-- Opening Marker --

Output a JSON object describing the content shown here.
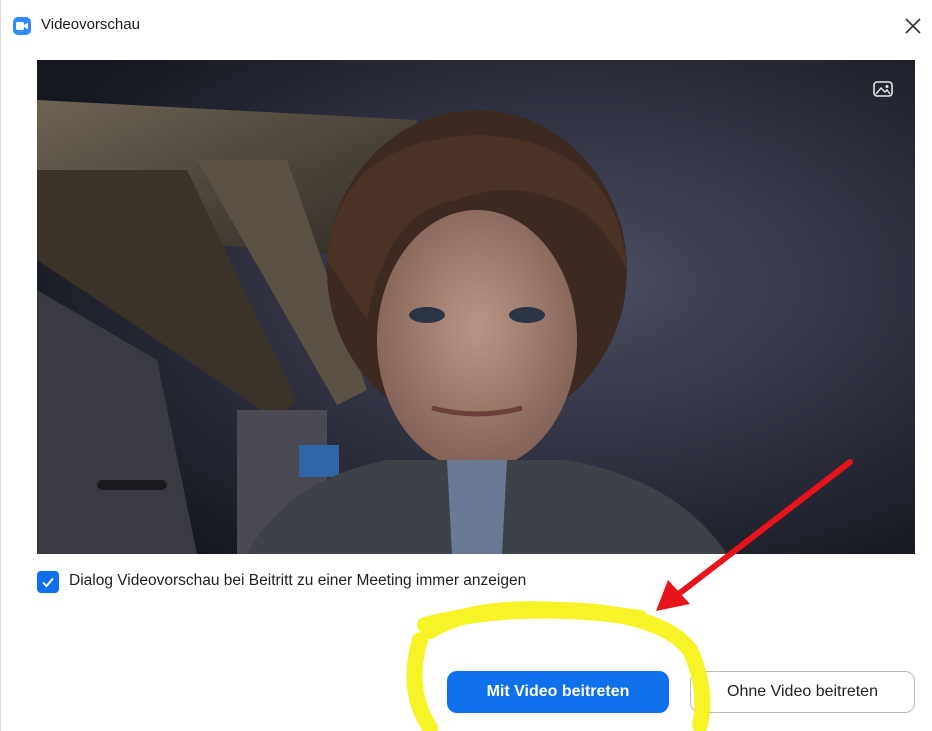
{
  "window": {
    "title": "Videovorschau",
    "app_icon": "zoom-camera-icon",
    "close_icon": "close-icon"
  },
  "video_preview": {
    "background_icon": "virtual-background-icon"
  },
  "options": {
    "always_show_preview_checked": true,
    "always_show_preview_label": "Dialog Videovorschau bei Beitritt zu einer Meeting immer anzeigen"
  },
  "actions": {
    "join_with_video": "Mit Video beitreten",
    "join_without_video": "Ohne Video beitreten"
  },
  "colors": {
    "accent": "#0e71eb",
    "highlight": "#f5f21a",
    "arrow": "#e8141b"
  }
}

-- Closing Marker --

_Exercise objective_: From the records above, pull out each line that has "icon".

_Solution for this task_:
    "app_icon": "zoom-camera-icon",
    "close_icon": "close-icon"
    "background_icon": "virtual-background-icon"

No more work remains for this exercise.